He returned to the city for the final time in 1946 to work in various shoe factories, where bizarrely, he moved into what is now my family home. He lived there until 1953, when he married. A total of 15 lodgers lived under the same roof, as was custom during that time. Many such large houses in old Nicosia were divided into rooms and rented out to apprentices and young professionals, mostly men, who came in from the villages to practise their craft. He fondly remembers hearing his roommate, a young student from Limassol, practising the violin and regrets having lost touch over the years.

Recalling the woman who also lived there as a type of property manager, his voice softens.

“Maria was like our mother. If we ever ran out of our own food she would cook for us, out of her own pocket. They were good years in that house. Such good years. You see, by then, I was older, more confident and with a proper wage. I still have dreams where I’m cycling around the streets, or where I’m putting my key in the front door of the house.”

feature grace an outsole stitching and band scouring machine (right). band scouring is where they grind the heel of the shoe to smooth it out

An outsole stitching and band scouring machine (right). Band scouring is where they grind the heel of the shoe to smooth it out.

During these years, he remembers other figures that bring the mid-20th century Cyprus  to life. Where now stands Gefsasthai, a now closed lunchtime restaurant catering to local priests, there were once two small mud brick houses.

“I remember an old man living upstairs in one of them, with his unmarried daughter. They were poor. He rolled cigarettes for a living and rode around the city on his bike selling them, with a box strapped to his chest. The church knocked those houses down.”

By the age of 24 he decided it was time for him to work independent of a master, to help his marriage prospects (after working at shoe factories in his late teens, he returned as a cobbler’s apprentice to nail down his craftsmanship as a shoemaker).

“At our workshop near Phaneromeni church, I said to my boss: ‘It’s time I married and for that I need my own workshop. I like Loulla, the woman who often comes in with her sisters. I need her parents’ approval and as it stands, that will never happen – they will shoot me down with ‘Eisai tchirakkoui’.” As a tchirakkoui, a Cypriot word used to describe poor apprentices kept in slave-like conditions, Andreas would hardly make a desirable suitor.

Smiling fondly, Andreas recalls “That boss really cared for me. He helped me set up my own workshop (the one he currently runs) and I got the approval from her parents.

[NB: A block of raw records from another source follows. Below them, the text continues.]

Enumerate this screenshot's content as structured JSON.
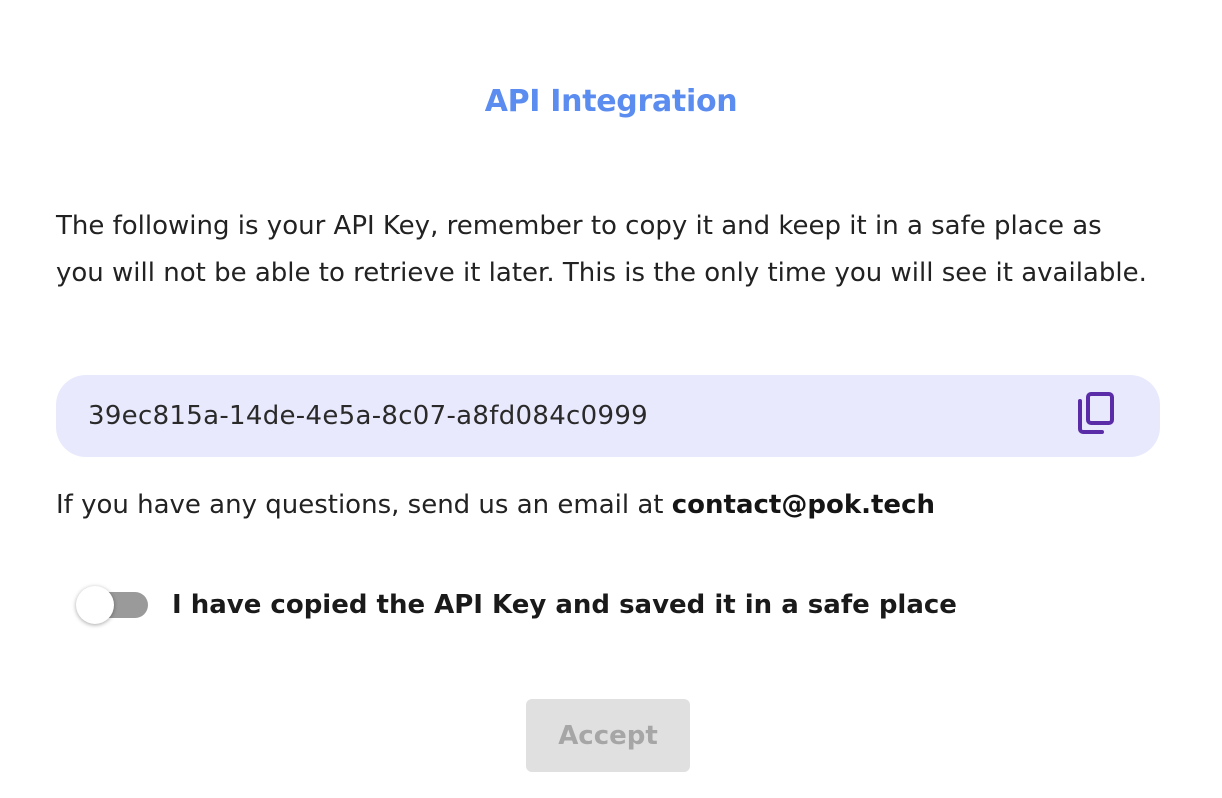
{
  "dialog": {
    "title": "API Integration",
    "description": "The following is your API Key, remember to copy it and keep it in a safe place as you will not be able to retrieve it later. This is the only time you will see it available.",
    "api_key": {
      "value": "39ec815a-14de-4e5a-8c07-a8fd084c0999",
      "copy_icon": "copy-icon"
    },
    "contact": {
      "text": "If you have any questions, send us an email at ",
      "email": "contact@pok.tech"
    },
    "confirmation": {
      "checked": false,
      "label": "I have copied the API Key and saved it in a safe place"
    },
    "accept_label": "Accept",
    "accept_enabled": false
  },
  "colors": {
    "title": "#5b8cf0",
    "key_box_bg": "#e8e9fc",
    "copy_icon": "#5a2ca8",
    "toggle_track_off": "#9a9a9a",
    "button_disabled_bg": "#e0e0e0",
    "button_disabled_text": "#a6a6a6"
  }
}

We were married for 60 years.”

Loulla died 11 years ago and was part of the reason he still comes to work every day.

“What would I do at home all alone anyway?”

feature grace the two pairs on the right were handmade by andreas in the 1960s. the pair on the left were dropped off repair in the 1970s

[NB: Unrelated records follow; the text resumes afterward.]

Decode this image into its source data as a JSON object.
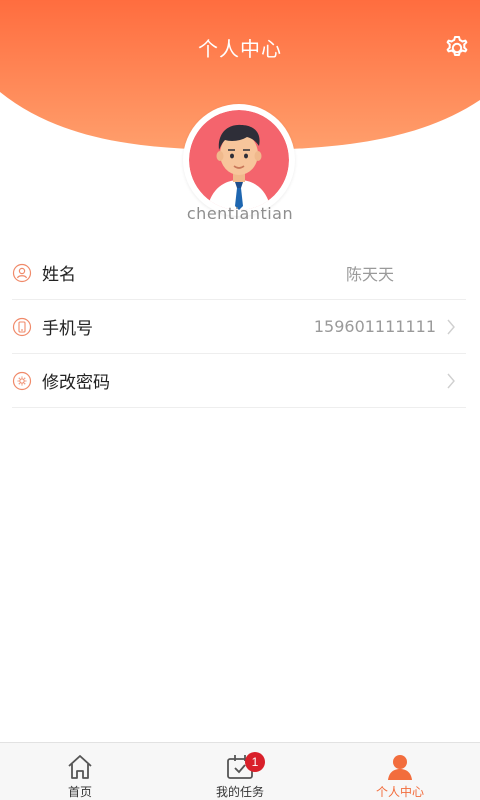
{
  "header": {
    "title": "个人中心",
    "settings_icon": "gear-icon",
    "gradient_top": "#ff7040",
    "gradient_bottom": "#ff9a66"
  },
  "profile": {
    "username": "chentiantian",
    "avatar_icon": "avatar-man-icon"
  },
  "info_list": [
    {
      "label": "姓名",
      "value": "陈天天",
      "icon": "user-circle-icon",
      "has_arrow": false
    },
    {
      "label": "手机号",
      "value": "159601111111",
      "icon": "phone-icon",
      "has_arrow": true
    },
    {
      "label": "修改密码",
      "value": "",
      "icon": "lock-gear-icon",
      "has_arrow": true
    }
  ],
  "tabbar": {
    "items": [
      {
        "label": "首页",
        "icon": "home-icon",
        "active": false
      },
      {
        "label": "我的任务",
        "icon": "calendar-check-icon",
        "active": false,
        "badge": "1"
      },
      {
        "label": "个人中心",
        "icon": "person-icon",
        "active": true
      }
    ],
    "active_color": "#f26d3d"
  }
}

The two pairs on the right were handmade by Andreas in the 1960s. The pair on the left were dropped off repair in the 1970s.

So what’s next for Andreas? After he has donated the last of the unclaimed shoes to the Red Cross, he plans to rest until he hopes to make the trip to England in May to his great-grandson’s christening. Incredibly proud of his three successful children and their subsequent offspring, among them an anaesthesiologist and an architect, his life is full.

The departure of yet another friendly fixture will be felt by old town residents and visitors alike, not least because people like him take with them a chapter of social history. I remember as a young girl passing by his shoemaker shop, where for a few years I managed to catch the veteran chairmaker and the church candlemaker who worked next door to him, always reminding me of a variation of that line in the old English nursery rhyme: Rub-a-dub-dub, Three men in a tub, And who do you think they be? The butcher, the baker, the candlestick maker, And all of them gone to sea.

But, new residents are moving in, both native and foreign, all who will contribute to the patchwork quilt of characters that make up the old town, or any neighbourhood really, if you dig deep enough – if they can stay even a quarter as long as Andreas.